*Exercise aim*: Verbatim copy without images: return all of the data as it stands.

*Supplied entries*:
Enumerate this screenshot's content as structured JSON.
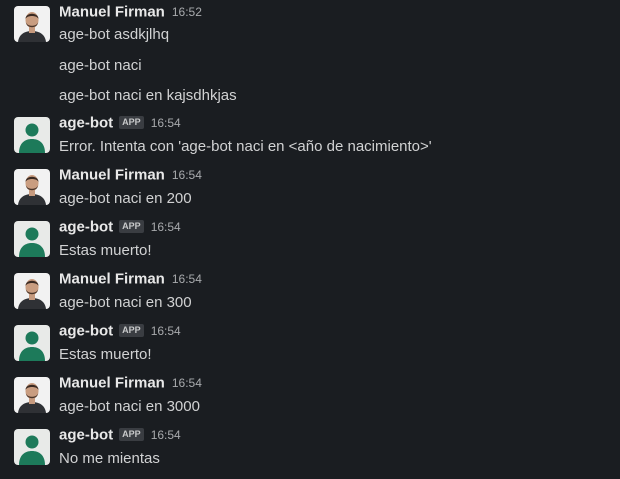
{
  "messages": [
    {
      "sender": "Manuel Firman",
      "avatar": "user-avatar",
      "time": "16:52",
      "lines": [
        "age-bot asdkjlhq",
        "age-bot naci",
        "age-bot naci en kajsdhkjas"
      ]
    },
    {
      "sender": "age-bot",
      "badge": "APP",
      "avatar": "bot-avatar",
      "time": "16:54",
      "lines": [
        "Error. Intenta con 'age-bot naci en <año de nacimiento>'"
      ]
    },
    {
      "sender": "Manuel Firman",
      "avatar": "user-avatar",
      "time": "16:54",
      "lines": [
        "age-bot naci en 200"
      ]
    },
    {
      "sender": "age-bot",
      "badge": "APP",
      "avatar": "bot-avatar",
      "time": "16:54",
      "lines": [
        "Estas muerto!"
      ]
    },
    {
      "sender": "Manuel Firman",
      "avatar": "user-avatar",
      "time": "16:54",
      "lines": [
        "age-bot naci en 300"
      ]
    },
    {
      "sender": "age-bot",
      "badge": "APP",
      "avatar": "bot-avatar",
      "time": "16:54",
      "lines": [
        "Estas muerto!"
      ]
    },
    {
      "sender": "Manuel Firman",
      "avatar": "user-avatar",
      "time": "16:54",
      "lines": [
        "age-bot naci en 3000"
      ]
    },
    {
      "sender": "age-bot",
      "badge": "APP",
      "avatar": "bot-avatar",
      "time": "16:54",
      "lines": [
        "No me mientas"
      ]
    }
  ],
  "colors": {
    "background": "#1a1d21",
    "sender_text": "#e8e8e8",
    "message_text": "#d1d2d3",
    "timestamp": "#a8aaad",
    "bot_avatar_bg": "#e8eae8",
    "bot_avatar_fg": "#1d7a5a"
  }
}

*Exercise result*:
Enumerate this screenshot's content as structured JSON.
{
  "messages": [
    {
      "sender": "Manuel Firman",
      "avatar": "user-avatar",
      "time": "16:52",
      "lines": [
        "age-bot asdkjlhq",
        "age-bot naci",
        "age-bot naci en kajsdhkjas"
      ]
    },
    {
      "sender": "age-bot",
      "badge": "APP",
      "avatar": "bot-avatar",
      "time": "16:54",
      "lines": [
        "Error. Intenta con 'age-bot naci en <año de nacimiento>'"
      ]
    },
    {
      "sender": "Manuel Firman",
      "avatar": "user-avatar",
      "time": "16:54",
      "lines": [
        "age-bot naci en 200"
      ]
    },
    {
      "sender": "age-bot",
      "badge": "APP",
      "avatar": "bot-avatar",
      "time": "16:54",
      "lines": [
        "Estas muerto!"
      ]
    },
    {
      "sender": "Manuel Firman",
      "avatar": "user-avatar",
      "time": "16:54",
      "lines": [
        "age-bot naci en 300"
      ]
    },
    {
      "sender": "age-bot",
      "badge": "APP",
      "avatar": "bot-avatar",
      "time": "16:54",
      "lines": [
        "Estas muerto!"
      ]
    },
    {
      "sender": "Manuel Firman",
      "avatar": "user-avatar",
      "time": "16:54",
      "lines": [
        "age-bot naci en 3000"
      ]
    },
    {
      "sender": "age-bot",
      "badge": "APP",
      "avatar": "bot-avatar",
      "time": "16:54",
      "lines": [
        "No me mientas"
      ]
    }
  ],
  "colors": {
    "background": "#1a1d21",
    "sender_text": "#e8e8e8",
    "message_text": "#d1d2d3",
    "timestamp": "#a8aaad",
    "bot_avatar_bg": "#e8eae8",
    "bot_avatar_fg": "#1d7a5a"
  }
}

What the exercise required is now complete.